--- Requirement ---
For the material below, count each line where the string "ワイヤレス" appears, then return the total alone.

··· Available data

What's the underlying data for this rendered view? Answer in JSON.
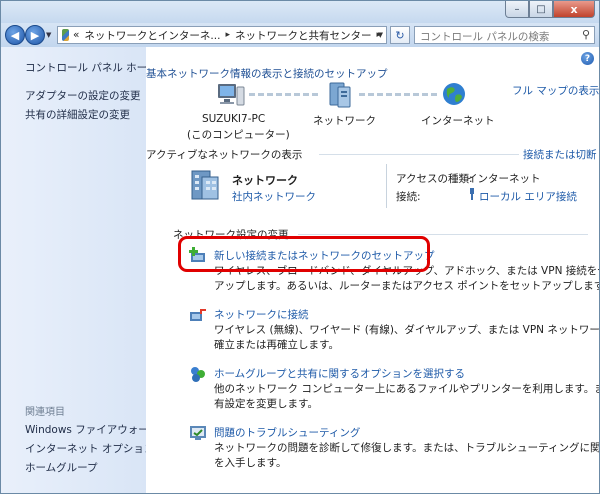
{
  "window": {
    "minimize": "–",
    "maximize": "□",
    "close": "x"
  },
  "nav": {
    "address_prefix": "«",
    "address_parts": [
      "ネットワークとインターネ...",
      "ネットワークと共有センター"
    ],
    "search_placeholder": "コントロール パネルの検索"
  },
  "sidebar": {
    "items": [
      "コントロール パネル ホーム",
      "アダプターの設定の変更",
      "共有の詳細設定の変更"
    ],
    "related_header": "関連項目",
    "related": [
      "Windows ファイアウォール",
      "インターネット オプション",
      "ホームグループ"
    ]
  },
  "main": {
    "title": "基本ネットワーク情報の表示と接続のセットアップ",
    "full_map": "フル マップの表示",
    "map": {
      "computer_name": "SUZUKI7-PC",
      "computer_sub": "(このコンピューター)",
      "network": "ネットワーク",
      "internet": "インターネット"
    },
    "active_header": "アクティブなネットワークの表示",
    "connect_disconnect": "接続または切断",
    "active": {
      "name": "ネットワーク",
      "type": "社内ネットワーク",
      "access_label": "アクセスの種類:",
      "access_value": "インターネット",
      "conn_label": "接続:",
      "conn_value": "ローカル エリア接続"
    },
    "change_header": "ネットワーク設定の変更",
    "tasks": [
      {
        "title": "新しい接続またはネットワークのセットアップ",
        "desc1": "ワイヤレス、ブロードバンド、ダイヤルアップ、アドホック、または VPN 接続をセット",
        "desc2": "アップします。あるいは、ルーターまたはアクセス ポイントをセットアップします。"
      },
      {
        "title": "ネットワークに接続",
        "desc1": "ワイヤレス (無線)、ワイヤード (有線)、ダイヤルアップ、または VPN ネットワーク接続を",
        "desc2": "確立または再確立します。"
      },
      {
        "title": "ホームグループと共有に関するオプションを選択する",
        "desc1": "他のネットワーク コンピューター上にあるファイルやプリンターを利用します。または、共",
        "desc2": "有設定を変更します。"
      },
      {
        "title": "問題のトラブルシューティング",
        "desc1": "ネットワークの問題を診断して修復します。または、トラブルシューティングに関する情報",
        "desc2": "を入手します。"
      }
    ]
  }
}
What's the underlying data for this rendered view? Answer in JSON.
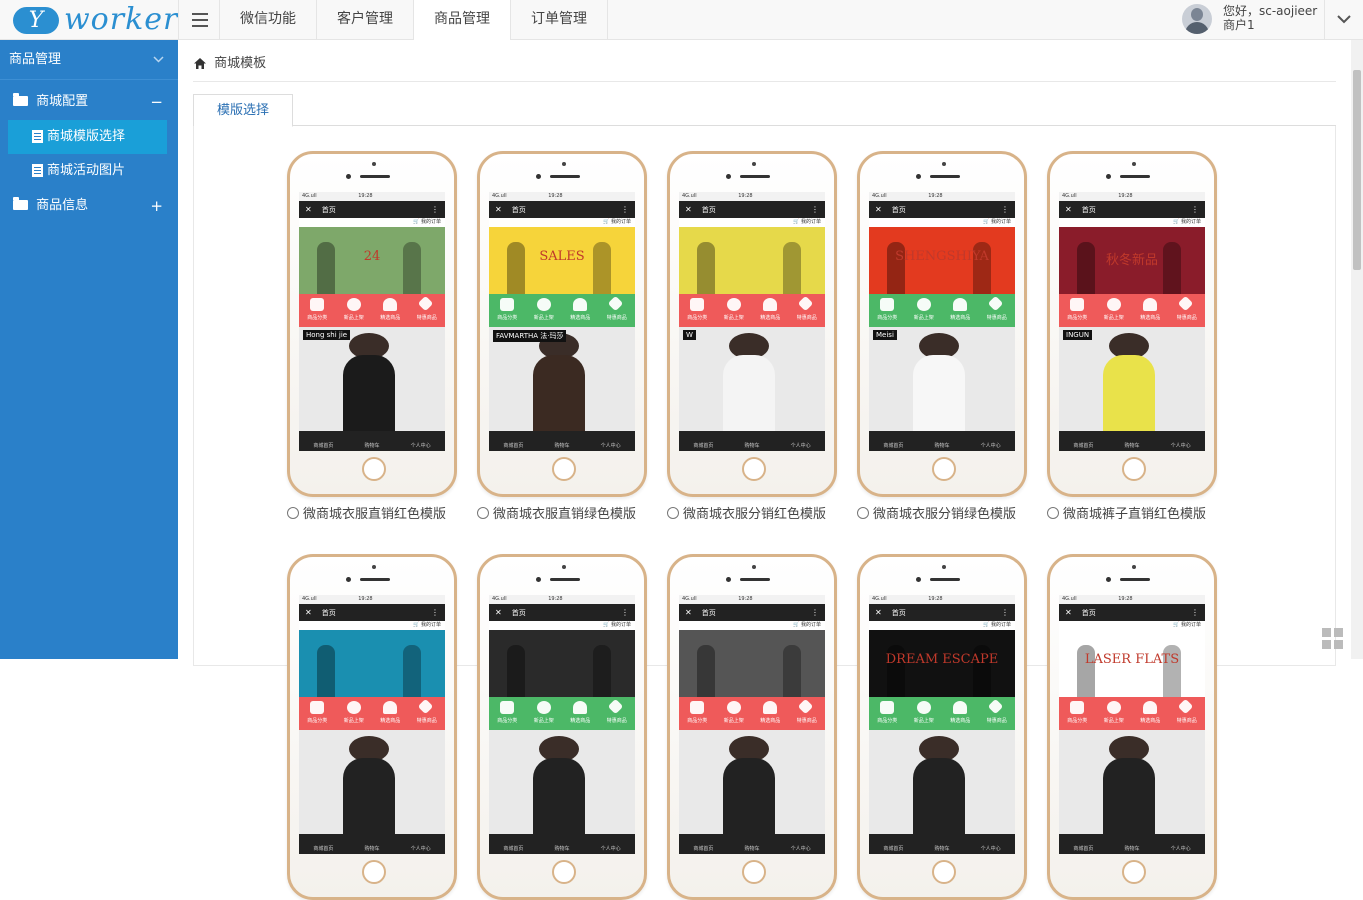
{
  "app": {
    "logo_letter": "Y",
    "logo_word": "worker"
  },
  "topnav": {
    "items": [
      "微信功能",
      "客户管理",
      "商品管理",
      "订单管理"
    ],
    "active_index": 2
  },
  "user": {
    "greeting": "您好，sc-aojieer",
    "role": "商户1"
  },
  "sidebar": {
    "header": "商品管理",
    "groups": [
      {
        "label": "商城配置",
        "toggle": "−",
        "items": [
          {
            "label": "商城模版选择",
            "active": true
          },
          {
            "label": "商城活动图片",
            "active": false
          }
        ]
      },
      {
        "label": "商品信息",
        "toggle": "+"
      }
    ]
  },
  "breadcrumb": {
    "label": "商城模板"
  },
  "tabs": {
    "active": "模版选择"
  },
  "phone_ui": {
    "status_left": "4G.ull",
    "time": "19:28",
    "title": "首页",
    "cart": "🛒 我的订单",
    "categories": [
      "商品分类",
      "新品上架",
      "精选商品",
      "特惠商品"
    ],
    "footer": [
      "商城首页",
      "购物车",
      "个人中心"
    ]
  },
  "templates": [
    {
      "label": "微商城衣服直销红色模版",
      "accent": "#ef5a5a",
      "banner": "#7ea86a",
      "brand": "Hong shi jie",
      "banner_text": "24",
      "dress": "#1b1b1b"
    },
    {
      "label": "微商城衣服直销绿色模版",
      "accent": "#4cb867",
      "banner": "#f6d43a",
      "brand": "FAVMARTHA 法·玛莎",
      "banner_text": "SALES",
      "dress": "#3b2a22"
    },
    {
      "label": "微商城衣服分销红色模版",
      "accent": "#ef5a5a",
      "banner": "#e6d94a",
      "brand": "W",
      "banner_text": "",
      "dress": "#f4f4f4"
    },
    {
      "label": "微商城衣服分销绿色模版",
      "accent": "#4cb867",
      "banner": "#e33a1f",
      "brand": "Meisi",
      "banner_text": "SHENGSHIYA",
      "dress": "#f7f7f7"
    },
    {
      "label": "微商城裤子直销红色模版",
      "accent": "#ef5a5a",
      "banner": "#8a1c2a",
      "brand": "INGUN",
      "banner_text": "秋冬新品",
      "dress": "#e9e24a"
    },
    {
      "label": "",
      "accent": "#ef5a5a",
      "banner": "#1a8fb0",
      "brand": "",
      "banner_text": "",
      "dress": "#222"
    },
    {
      "label": "",
      "accent": "#4cb867",
      "banner": "#2a2a2a",
      "brand": "",
      "banner_text": "",
      "dress": "#222"
    },
    {
      "label": "",
      "accent": "#ef5a5a",
      "banner": "#555555",
      "brand": "",
      "banner_text": "",
      "dress": "#222"
    },
    {
      "label": "",
      "accent": "#4cb867",
      "banner": "#111111",
      "brand": "",
      "banner_text": "DREAM ESCAPE",
      "dress": "#222"
    },
    {
      "label": "",
      "accent": "#ef5a5a",
      "banner": "#ffffff",
      "brand": "",
      "banner_text": "LASER FLATS",
      "dress": "#222"
    }
  ]
}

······

--- Problem solution ---
2